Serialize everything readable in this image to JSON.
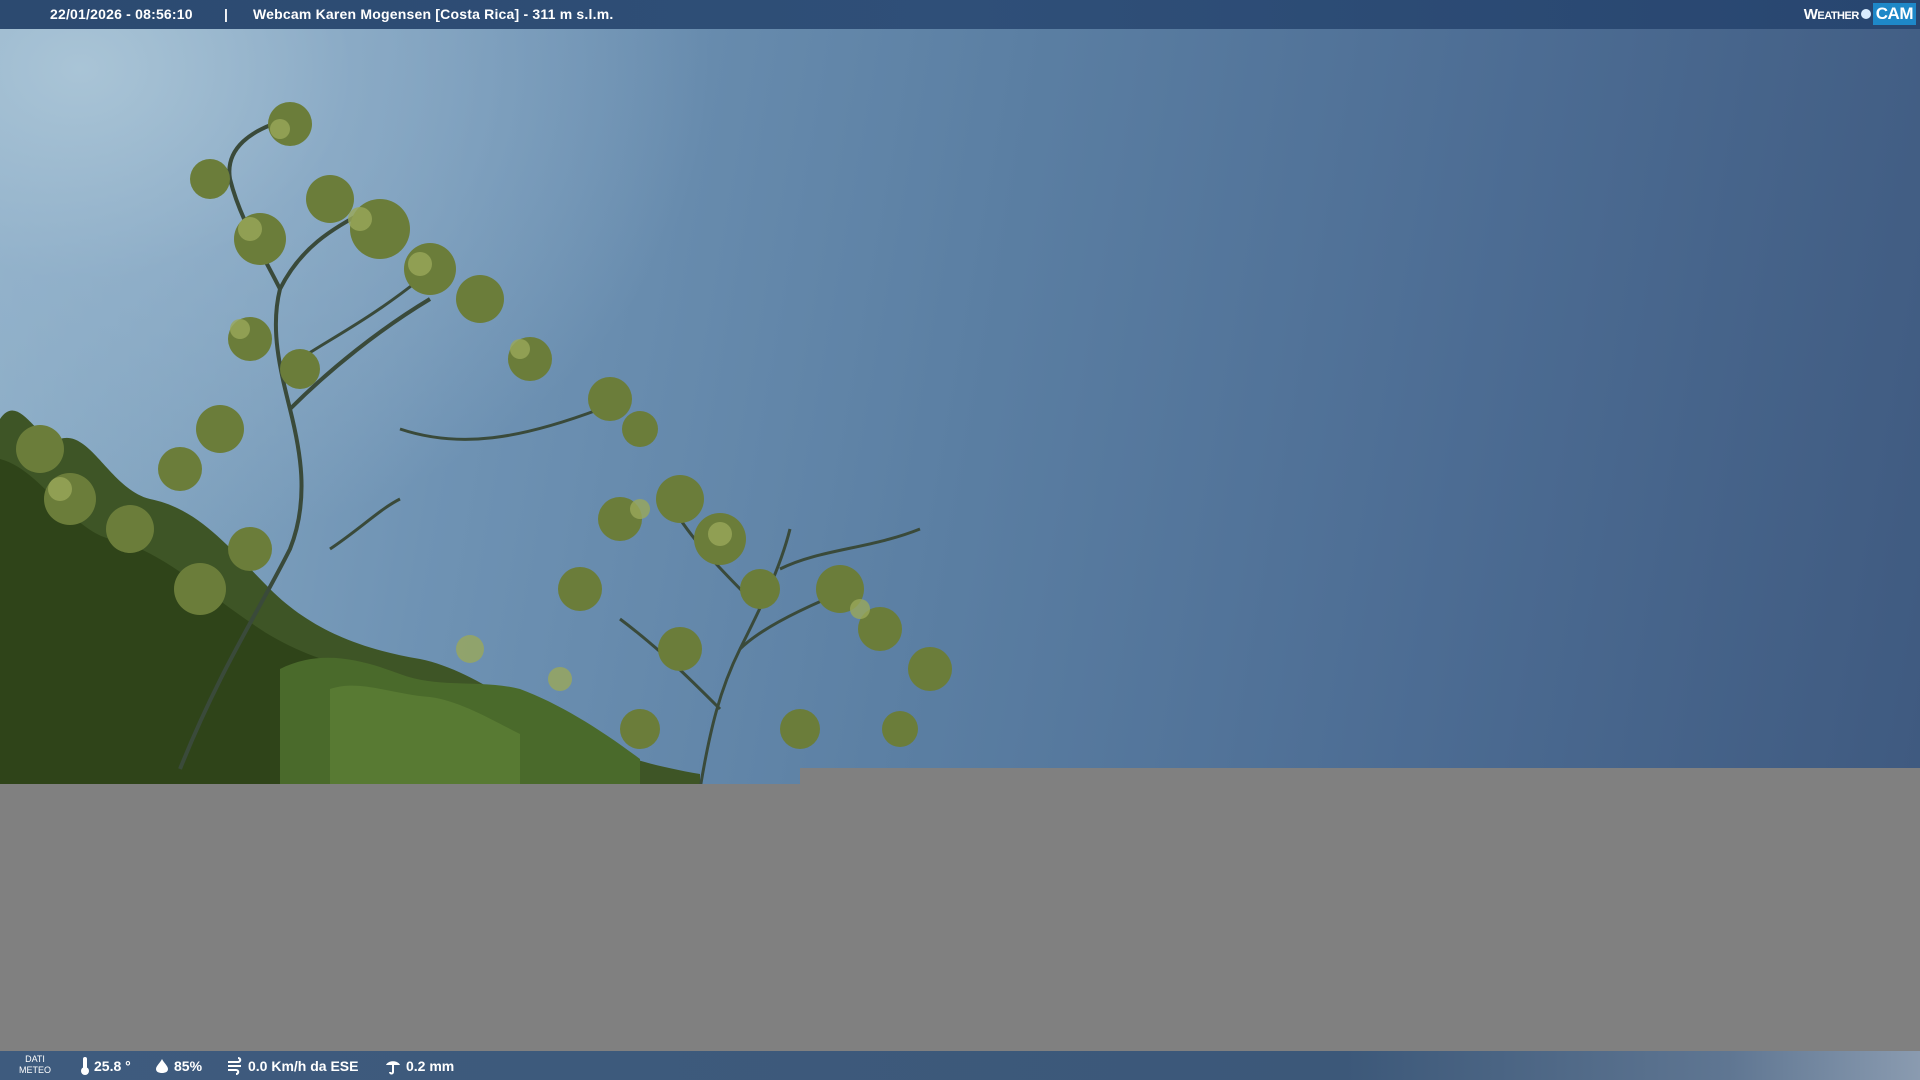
{
  "top_bar": {
    "datetime": "22/01/2026 - 08:56:10",
    "separator": "|",
    "location": "Webcam Karen Mogensen [Costa Rica]  - 311 m s.l.m."
  },
  "brand": {
    "word1": "Weather",
    "word2": "CAM"
  },
  "bottom_bar": {
    "label_line1": "DATI",
    "label_line2": "METEO",
    "temperature": "25.8 °",
    "humidity": "85%",
    "wind": "0.0 Km/h da ESE",
    "rain": "0.2 mm"
  },
  "icons": {
    "temperature": "thermometer-icon",
    "humidity": "humidity-drop-icon",
    "wind": "wind-icon",
    "rain": "rain-gauge-icon",
    "brand_dot": "camera-lens-dot-icon"
  },
  "colors": {
    "bar_background": "#2f4f78",
    "sky_light": "#a9c4d6",
    "sky_dark": "#3f5a80",
    "gray_area": "#808080",
    "brand_accent": "#1e88c8"
  }
}
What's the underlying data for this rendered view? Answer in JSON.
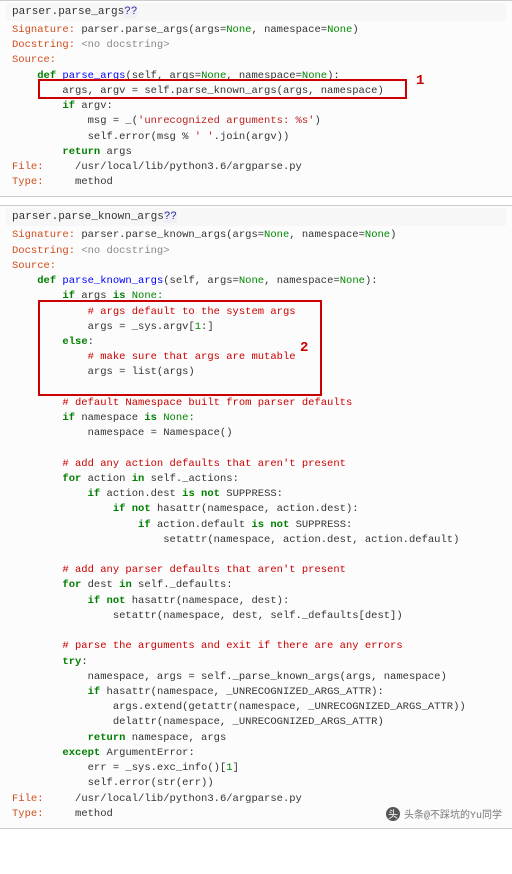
{
  "cell1": {
    "input_prefix": "parser.parse_args",
    "input_suffix": "??",
    "sig_lead": "Signature:",
    "sig_text": " parser.parse_args(args=",
    "sig_none1": "None",
    "sig_mid": ", namespace=",
    "sig_none2": "None",
    "sig_end": ")",
    "doc_lead": "Docstring:",
    "doc_text": " <no docstring>",
    "src_lead": "Source:",
    "def_kw": "def",
    "def_name": " parse_args",
    "def_params": "(self, args=",
    "def_none1": "None",
    "def_mid": ", namespace=",
    "def_none2": "None",
    "def_end": "):",
    "l_assign": "        args, argv = self.parse_known_args(args, namespace)",
    "l_if": "if",
    "l_if_rest": " argv:",
    "l_msg_a": "            msg = _(",
    "l_msg_str": "'unrecognized arguments: %s'",
    "l_msg_b": ")",
    "l_err_a": "            self.error(msg % ",
    "l_err_str": "' '",
    "l_err_b": ".join(argv))",
    "l_ret": "return",
    "l_ret_rest": " args",
    "file_lead": "File:",
    "file_path": "     /usr/local/lib/python3.6/argparse.py",
    "type_lead": "Type:",
    "type_val": "     method",
    "annotation": "1"
  },
  "cell2": {
    "input_prefix": "parser.parse_known_args",
    "input_suffix": "??",
    "sig_lead": "Signature:",
    "sig_text": " parser.parse_known_args(args=",
    "sig_none1": "None",
    "sig_mid": ", namespace=",
    "sig_none2": "None",
    "sig_end": ")",
    "doc_lead": "Docstring:",
    "doc_text": " <no docstring>",
    "src_lead": "Source:",
    "def_kw": "def",
    "def_name": " parse_known_args",
    "def_params": "(self, args=",
    "def_none1": "None",
    "def_mid": ", namespace=",
    "def_none2": "None",
    "def_end": "):",
    "b1": "if",
    "b1r": " args ",
    "b1is": "is",
    "b1n": " None:",
    "c1": "            # args default to the system args",
    "b2a": "            args = _sys.argv[",
    "b2n": "1",
    "b2b": ":]",
    "b3": "else",
    "b3r": ":",
    "c2": "            # make sure that args are mutable",
    "b4": "            args = list(args)",
    "c3": "        # default Namespace built from parser defaults",
    "b5": "if",
    "b5r": " namespace ",
    "b5is": "is",
    "b5n": " None:",
    "b6": "            namespace = Namespace()",
    "c4": "        # add any action defaults that aren't present",
    "b7": "for",
    "b7r": " action ",
    "b7in": "in",
    "b7e": " self._actions:",
    "b8": "if",
    "b8r": " action.dest ",
    "b8is": "is not",
    "b8e": " SUPPRESS:",
    "b9": "if not",
    "b9r": " hasattr(namespace, action.dest):",
    "b10": "if",
    "b10r": " action.default ",
    "b10is": "is not",
    "b10e": " SUPPRESS:",
    "b11": "                        setattr(namespace, action.dest, action.default)",
    "c5": "        # add any parser defaults that aren't present",
    "b12": "for",
    "b12r": " dest ",
    "b12in": "in",
    "b12e": " self._defaults:",
    "b13": "if not",
    "b13r": " hasattr(namespace, dest):",
    "b14": "                setattr(namespace, dest, self._defaults[dest])",
    "c6": "        # parse the arguments and exit if there are any errors",
    "b15": "try",
    "b15r": ":",
    "b16": "            namespace, args = self._parse_known_args(args, namespace)",
    "b17": "if",
    "b17r": " hasattr(namespace, _UNRECOGNIZED_ARGS_ATTR):",
    "b18": "                args.extend(getattr(namespace, _UNRECOGNIZED_ARGS_ATTR))",
    "b19": "                delattr(namespace, _UNRECOGNIZED_ARGS_ATTR)",
    "b20": "return",
    "b20r": " namespace, args",
    "b21": "except",
    "b21r": " ArgumentError:",
    "b22a": "            err = _sys.exc_info()[",
    "b22n": "1",
    "b22b": "]",
    "b23": "            self.error(str(err))",
    "file_lead": "File:",
    "file_path": "     /usr/local/lib/python3.6/argparse.py",
    "type_lead": "Type:",
    "type_val": "     method",
    "annotation": "2"
  },
  "watermark": "头条@不踩坑的Yu同学"
}
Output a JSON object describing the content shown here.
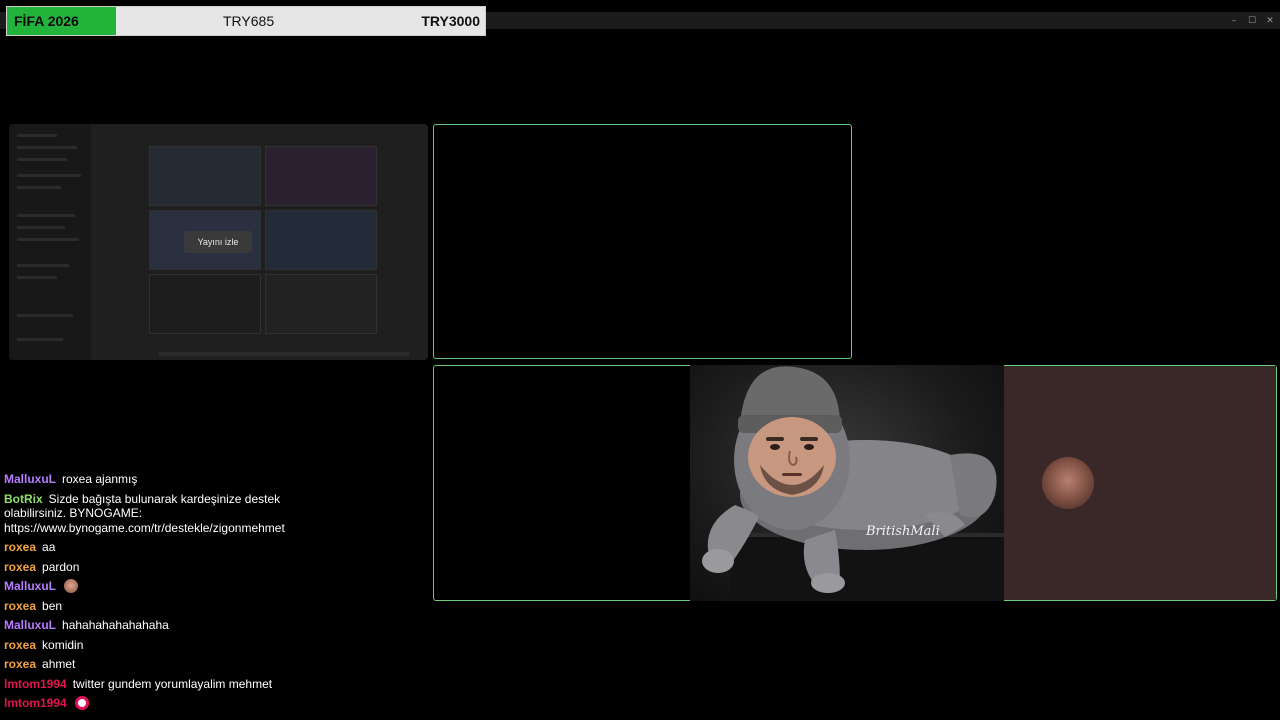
{
  "goal": {
    "name": "FİFA 2026",
    "current": "TRY685",
    "target": "TRY3000",
    "progress": 0.2283,
    "fill_color": "#22b33a"
  },
  "window_controls": {
    "minimize": "–",
    "maximize": "☐",
    "close": "✕"
  },
  "preview": {
    "watch_label": "Yayını izle"
  },
  "meme": {
    "caption": "BritishMali"
  },
  "colors": {
    "frame_border": "#6cc978",
    "brown_panel": "#3a2727"
  },
  "chat": {
    "messages": [
      {
        "user": "MalluxuL",
        "color": "#b77cff",
        "text": "roxea ajanmış",
        "emote": null
      },
      {
        "user": "BotRix",
        "color": "#8de06a",
        "text": "Sizde bağışta bulunarak kardeşinize destek olabilirsiniz. BYNOGAME: https://www.bynogame.com/tr/destekle/zigonmehmet",
        "emote": null
      },
      {
        "user": "roxea",
        "color": "#f1a340",
        "text": "aa",
        "emote": null
      },
      {
        "user": "roxea",
        "color": "#f1a340",
        "text": "pardon",
        "emote": null
      },
      {
        "user": "MalluxuL",
        "color": "#b77cff",
        "text": "",
        "emote": "face-emote"
      },
      {
        "user": "roxea",
        "color": "#f1a340",
        "text": "ben",
        "emote": null
      },
      {
        "user": "MalluxuL",
        "color": "#b77cff",
        "text": "hahahahahahahaha",
        "emote": null
      },
      {
        "user": "roxea",
        "color": "#f1a340",
        "text": "komidin",
        "emote": null
      },
      {
        "user": "roxea",
        "color": "#f1a340",
        "text": "ahmet",
        "emote": null
      },
      {
        "user": "lmtom1994",
        "color": "#e0164f",
        "text": "twitter gundem yorumlayalim mehmet",
        "emote": null
      },
      {
        "user": "lmtom1994",
        "color": "#e0164f",
        "text": "",
        "emote": "circle-emote"
      }
    ]
  }
}
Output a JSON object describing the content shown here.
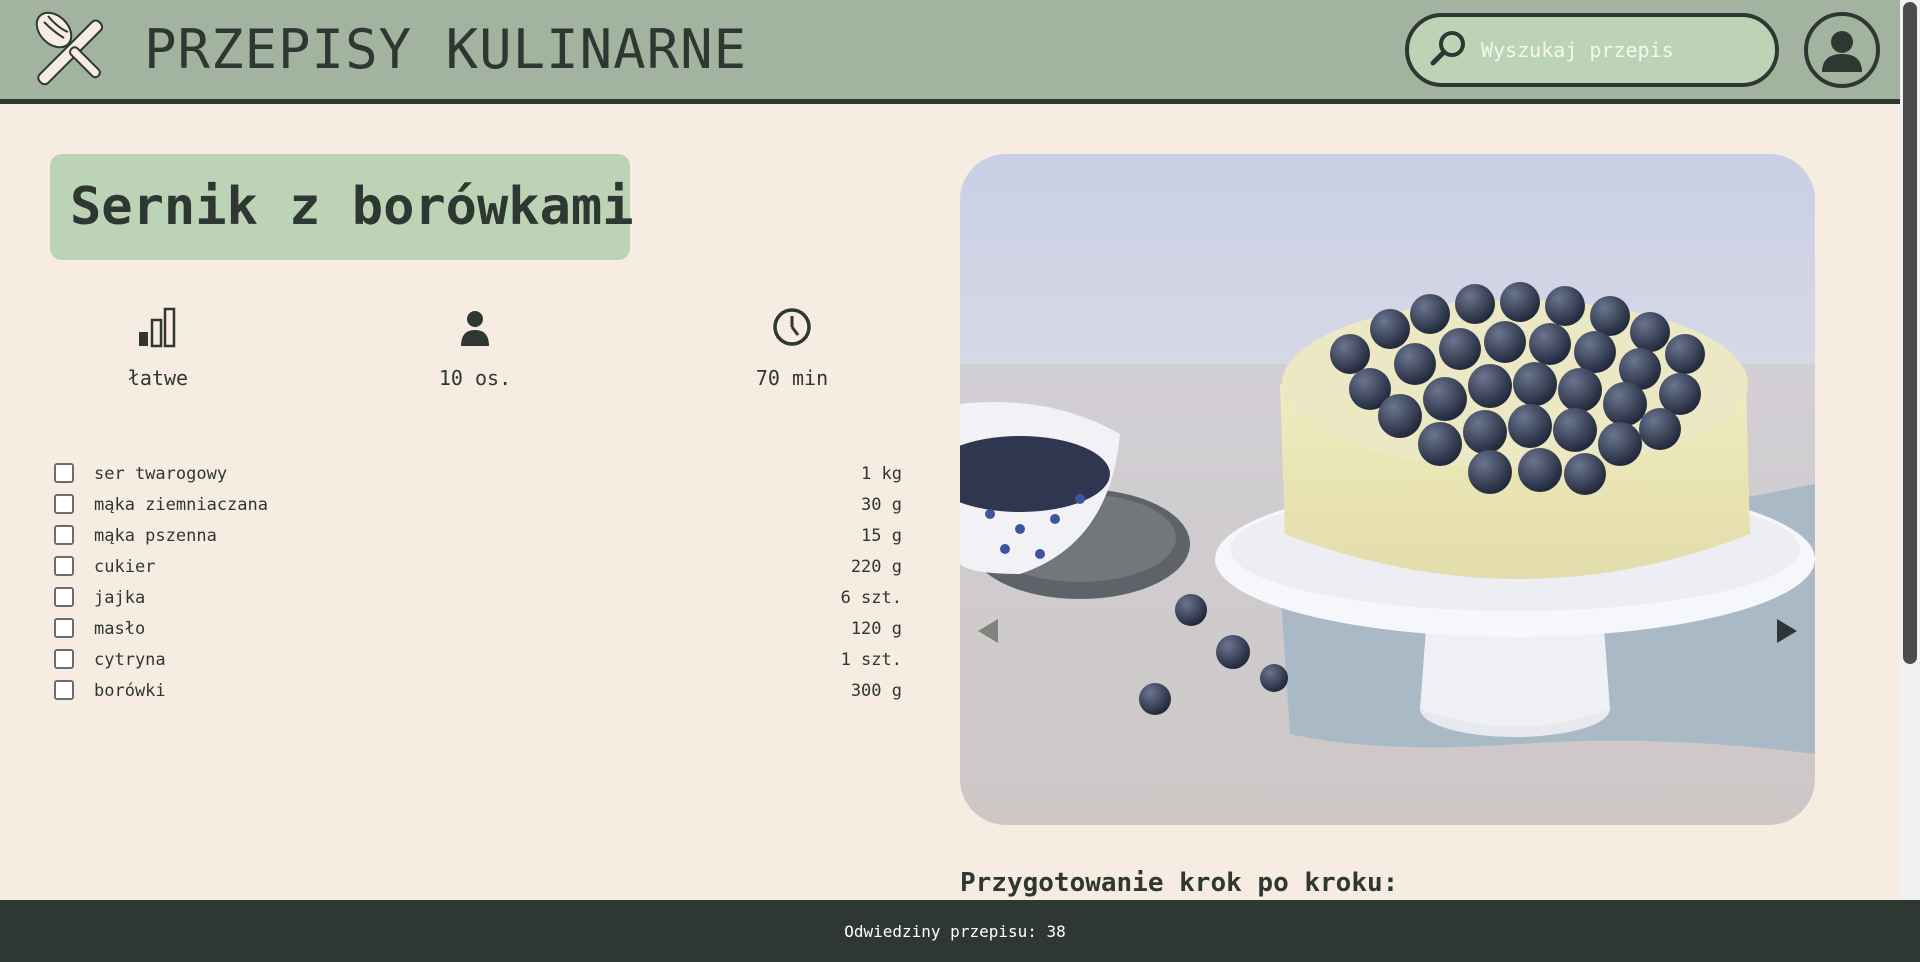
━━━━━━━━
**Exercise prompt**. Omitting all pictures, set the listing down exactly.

**Result**.
Serialize everything readable in this image to JSON.
{
  "top_bar": {
    "datetime": "22/01/2026 - 08:56:10",
    "separator": "|",
    "location": "Webcam Karen Mogensen [Costa Rica]  - 311 m s.l.m."
  },
  "brand": {
    "word1": "Weather",
    "word2": "CAM"
  },
  "bottom_bar": {
    "label_line1": "DATI",
    "label_line2": "METEO",
    "temperature": "25.8 °",
    "humidity": "85%",
    "wind": "0.0 Km/h da ESE",
    "rain": "0.2 mm"
  },
  "icons": {
    "temperature": "thermometer-icon",
    "humidity": "humidity-drop-icon",
    "wind": "wind-icon",
    "rain": "rain-gauge-icon",
    "brand_dot": "camera-lens-dot-icon"
  },
  "colors": {
    "bar_background": "#2f4f78",
    "sky_light": "#a9c4d6",
    "sky_dark": "#3f5a80",
    "gray_area": "#808080",
    "brand_accent": "#1e88c8"
  }
}
What's the underlying data for this rendered view? Answer in JSON.
{
  "cell1": {
    "input_prefix": "parser.parse_args",
    "input_suffix": "??",
    "sig_lead": "Signature:",
    "sig_text": " parser.parse_args(args=",
    "sig_none1": "None",
    "sig_mid": ", namespace=",
    "sig_none2": "None",
    "sig_end": ")",
    "doc_lead": "Docstring:",
    "doc_text": " <no docstring>",
    "src_lead": "Source:",
    "def_kw": "def",
    "def_name": " parse_args",
    "def_params": "(self, args=",
    "def_none1": "None",
    "def_mid": ", namespace=",
    "def_none2": "None",
    "def_end": "):",
    "l_assign": "        args, argv = self.parse_known_args(args, namespace)",
    "l_if": "if",
    "l_if_rest": " argv:",
    "l_msg_a": "            msg = _(",
    "l_msg_str": "'unrecognized arguments: %s'",
    "l_msg_b": ")",
    "l_err_a": "            self.error(msg % ",
    "l_err_str": "' '",
    "l_err_b": ".join(argv))",
    "l_ret": "return",
    "l_ret_rest": " args",
    "file_lead": "File:",
    "file_path": "     /usr/local/lib/python3.6/argparse.py",
    "type_lead": "Type:",
    "type_val": "     method",
    "annotation": "1"
  },
  "cell2": {
    "input_prefix": "parser.parse_known_args",
    "input_suffix": "??",
    "sig_lead": "Signature:",
    "sig_text": " parser.parse_known_args(args=",
    "sig_none1": "None",
    "sig_mid": ", namespace=",
    "sig_none2": "None",
    "sig_end": ")",
    "doc_lead": "Docstring:",
    "doc_text": " <no docstring>",
    "src_lead": "Source:",
    "def_kw": "def",
    "def_name": " parse_known_args",
    "def_params": "(self, args=",
    "def_none1": "None",
    "def_mid": ", namespace=",
    "def_none2": "None",
    "def_end": "):",
    "b1": "if",
    "b1r": " args ",
    "b1is": "is",
    "b1n": " None:",
    "c1": "            # args default to the system args",
    "b2a": "            args = _sys.argv[",
    "b2n": "1",
    "b2b": ":]",
    "b3": "else",
    "b3r": ":",
    "c2": "            # make sure that args are mutable",
    "b4": "            args = list(args)",
    "c3": "        # default Namespace built from parser defaults",
    "b5": "if",
    "b5r": " namespace ",
    "b5is": "is",
    "b5n": " None:",
    "b6": "            namespace = Namespace()",
    "c4": "        # add any action defaults that aren't present",
    "b7": "for",
    "b7r": " action ",
    "b7in": "in",
    "b7e": " self._actions:",
    "b8": "if",
    "b8r": " action.dest ",
    "b8is": "is not",
    "b8e": " SUPPRESS:",
    "b9": "if not",
    "b9r": " hasattr(namespace, action.dest):",
    "b10": "if",
    "b10r": " action.default ",
    "b10is": "is not",
    "b10e": " SUPPRESS:",
    "b11": "                        setattr(namespace, action.dest, action.default)",
    "c5": "        # add any parser defaults that aren't present",
    "b12": "for",
    "b12r": " dest ",
    "b12in": "in",
    "b12e": " self._defaults:",
    "b13": "if not",
    "b13r": " hasattr(namespace, dest):",
    "b14": "                setattr(namespace, dest, self._defaults[dest])",
    "c6": "        # parse the arguments and exit if there are any errors",
    "b15": "try",
    "b15r": ":",
    "b16": "            namespace, args = self._parse_known_args(args, namespace)",
    "b17": "if",
    "b17r": " hasattr(namespace, _UNRECOGNIZED_ARGS_ATTR):",
    "b18": "                args.extend(getattr(namespace, _UNRECOGNIZED_ARGS_ATTR))",
    "b19": "                delattr(namespace, _UNRECOGNIZED_ARGS_ATTR)",
    "b20": "return",
    "b20r": " namespace, args",
    "b21": "except",
    "b21r": " ArgumentError:",
    "b22a": "            err = _sys.exc_info()[",
    "b22n": "1",
    "b22b": "]",
    "b23": "            self.error(str(err))",
    "file_lead": "File:",
    "file_path": "     /usr/local/lib/python3.6/argparse.py",
    "type_lead": "Type:",
    "type_val": "     method",
    "annotation": "2"
  },
  "watermark": "头条@不踩坑的Yu同学"
}
Output a JSON object describing the content shown here.
{
  "goal": {
    "name": "FİFA 2026",
    "current": "TRY685",
    "target": "TRY3000",
    "progress": 0.2283,
    "fill_color": "#22b33a"
  },
  "window_controls": {
    "minimize": "–",
    "maximize": "☐",
    "close": "✕"
  },
  "preview": {
    "watch_label": "Yayını izle"
  },
  "meme": {
    "caption": "BritishMali"
  },
  "colors": {
    "frame_border": "#6cc978",
    "brown_panel": "#3a2727"
  },
  "chat": {
    "messages": [
      {
        "user": "MalluxuL",
        "color": "#b77cff",
        "text": "roxea ajanmış",
        "emote": null
      },
      {
        "user": "BotRix",
        "color": "#8de06a",
        "text": "Sizde bağışta bulunarak kardeşinize destek olabilirsiniz. BYNOGAME: https://www.bynogame.com/tr/destekle/zigonmehmet",
        "emote": null
      },
      {
        "user": "roxea",
        "color": "#f1a340",
        "text": "aa",
        "emote": null
      },
      {
        "user": "roxea",
        "color": "#f1a340",
        "text": "pardon",
        "emote": null
      },
      {
        "user": "MalluxuL",
        "color": "#b77cff",
        "text": "",
        "emote": "face-emote"
      },
      {
        "user": "roxea",
        "color": "#f1a340",
        "text": "ben",
        "emote": null
      },
      {
        "user": "MalluxuL",
        "color": "#b77cff",
        "text": "hahahahahahahaha",
        "emote": null
      },
      {
        "user": "roxea",
        "color": "#f1a340",
        "text": "komidin",
        "emote": null
      },
      {
        "user": "roxea",
        "color": "#f1a340",
        "text": "ahmet",
        "emote": null
      },
      {
        "user": "lmtom1994",
        "color": "#e0164f",
        "text": "twitter gundem yorumlayalim mehmet",
        "emote": null
      },
      {
        "user": "lmtom1994",
        "color": "#e0164f",
        "text": "",
        "emote": "circle-emote"
      }
    ]
  }
}
Output a JSON object describing the content shown here.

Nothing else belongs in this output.